Dr. Allen Phillips

Emeritus Professor of Biochemistry

Department:  Biochemistry and Molecular Biology
College:  Eberly College of Science
Address:  203A South Frear Building
Phone:  814-865-1247
E-mail:  atp@psu.edu
Website:  http://www.personal.psu.edu/faculty/a/t/atp/

Enzymology and regulation of amino acid metabolismOur interests center on control of the synthesis and activity of enzymes involved in the metabolism of the amino acid histidine. These studies include regulation of enzyme activity and gene expression, mechanisms of coenzyme function, and structure-function analysis of the proteins required for histidine breakdown. Several of the pathway’s enzymes are known to be reduced or absent in the human genetic disorders histidinemia and urocanic acidemia, respectively, and thus an understanding of these enzymes and their regulation could prove useful in overcoming the consequences of their deficiency.

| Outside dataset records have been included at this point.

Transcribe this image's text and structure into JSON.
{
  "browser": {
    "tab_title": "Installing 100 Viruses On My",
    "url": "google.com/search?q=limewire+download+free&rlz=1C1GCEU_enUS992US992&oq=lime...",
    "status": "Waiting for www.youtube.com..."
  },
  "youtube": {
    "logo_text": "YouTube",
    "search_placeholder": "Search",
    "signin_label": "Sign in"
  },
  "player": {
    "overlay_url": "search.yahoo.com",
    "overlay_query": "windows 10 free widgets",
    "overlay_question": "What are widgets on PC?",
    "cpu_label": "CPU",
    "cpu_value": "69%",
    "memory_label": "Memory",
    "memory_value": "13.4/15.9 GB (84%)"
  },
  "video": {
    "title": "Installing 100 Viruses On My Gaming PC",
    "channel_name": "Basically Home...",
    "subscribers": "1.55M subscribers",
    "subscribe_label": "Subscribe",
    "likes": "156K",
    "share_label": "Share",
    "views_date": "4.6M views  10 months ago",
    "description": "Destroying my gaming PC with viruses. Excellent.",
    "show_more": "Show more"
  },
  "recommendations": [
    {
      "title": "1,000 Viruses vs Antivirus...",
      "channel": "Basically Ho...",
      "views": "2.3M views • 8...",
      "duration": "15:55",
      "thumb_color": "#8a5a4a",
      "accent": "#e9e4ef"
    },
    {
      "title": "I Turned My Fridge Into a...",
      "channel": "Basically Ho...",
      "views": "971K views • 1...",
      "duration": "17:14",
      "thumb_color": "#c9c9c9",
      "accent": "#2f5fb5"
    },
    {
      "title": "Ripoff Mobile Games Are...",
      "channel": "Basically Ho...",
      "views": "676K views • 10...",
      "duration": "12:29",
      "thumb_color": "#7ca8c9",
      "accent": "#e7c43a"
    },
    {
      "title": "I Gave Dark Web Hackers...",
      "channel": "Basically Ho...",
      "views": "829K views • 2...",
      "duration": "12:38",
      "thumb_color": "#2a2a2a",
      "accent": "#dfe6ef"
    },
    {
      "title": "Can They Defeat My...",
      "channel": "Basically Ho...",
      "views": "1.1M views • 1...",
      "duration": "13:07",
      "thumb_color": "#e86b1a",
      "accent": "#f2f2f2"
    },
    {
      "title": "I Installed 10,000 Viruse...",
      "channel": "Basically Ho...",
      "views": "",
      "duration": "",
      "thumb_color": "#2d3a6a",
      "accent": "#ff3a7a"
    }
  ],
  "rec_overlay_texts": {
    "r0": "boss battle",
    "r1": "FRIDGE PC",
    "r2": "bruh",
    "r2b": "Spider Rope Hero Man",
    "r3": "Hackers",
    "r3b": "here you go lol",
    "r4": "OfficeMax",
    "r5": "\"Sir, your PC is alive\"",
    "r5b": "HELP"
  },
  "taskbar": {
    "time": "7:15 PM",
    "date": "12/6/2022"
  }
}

Currently we are focused on urocanase, the second of five enzymes in the pathway, plus the repressor protein which controls expression of all histidine utilization genes including that for a specialized histidine transporter. Using a bacterial model system because all organisms metabolize histidine by a mostly common pathway, we seek to examine the nature of NAD binding to urocanase in order to better understand the extremely tight binding exhibited between the enzyme’s protein and NAD, and how NAD functions in this unusual non-redox reaction process. In addition to NAD’s function in urocanase, we also are exploring a possible role for NAD in an urocanic acid isomerase found in Micrococcus luteus which promotes the sunlight-induced interconversion of urocanic acid’s two isomeric forms (cis and trans). The cis-isomer is well documented as an immunosuppressive agent in skin tissue, an area often associated with M. luteus in humans.

Our work at the gene regulation level primarily concerns characterizing the repressor protein for the hut regulon in Pseudomonas putida and determining the locations and sequence of the various operator regions recognized by the repressor in order to understand if the repressor’s binding to two chemically distinct inducers (urocanate and N-formylglutamate) leads to selectivity in gene expression. Additionally, a yet-uncharacterized gene co-transcribed with the hut repressor gene is being studied for its possible role in directing the repressor’s action. In addition to histidine’s breakdown, we are also involved in a study of its conversion to ergothioneine (EGT), a histidine derivative produced only by some fungi and a few bacteria. EGT is believed to be a unique type of antioxidation agent important in controlling oxygen damage associated with the aging process. Humans produce no EGT but obtain it from food sources; therefore our efforts are currently directed towards elevating EGT content in mushrooms, one of the most common food sources of EGT.

Previous WISER, MURE, and FURP students working here have gained experience with many biochemical research techniques as they conducted studies on growth of recombinant microbes , expression of cloned genes, purification of enzymes, measurement of enzyme activity, characterization of protein properties, gene sequence modification and protein-DNA binding. In addition to mastery of essential biochemical and microbiological techniques, they also learned how research is conducted, including experimental design, data collection, data analysis, and interpretation of results. For most, this has solidified their interest in pursuing a career in science and technology areas.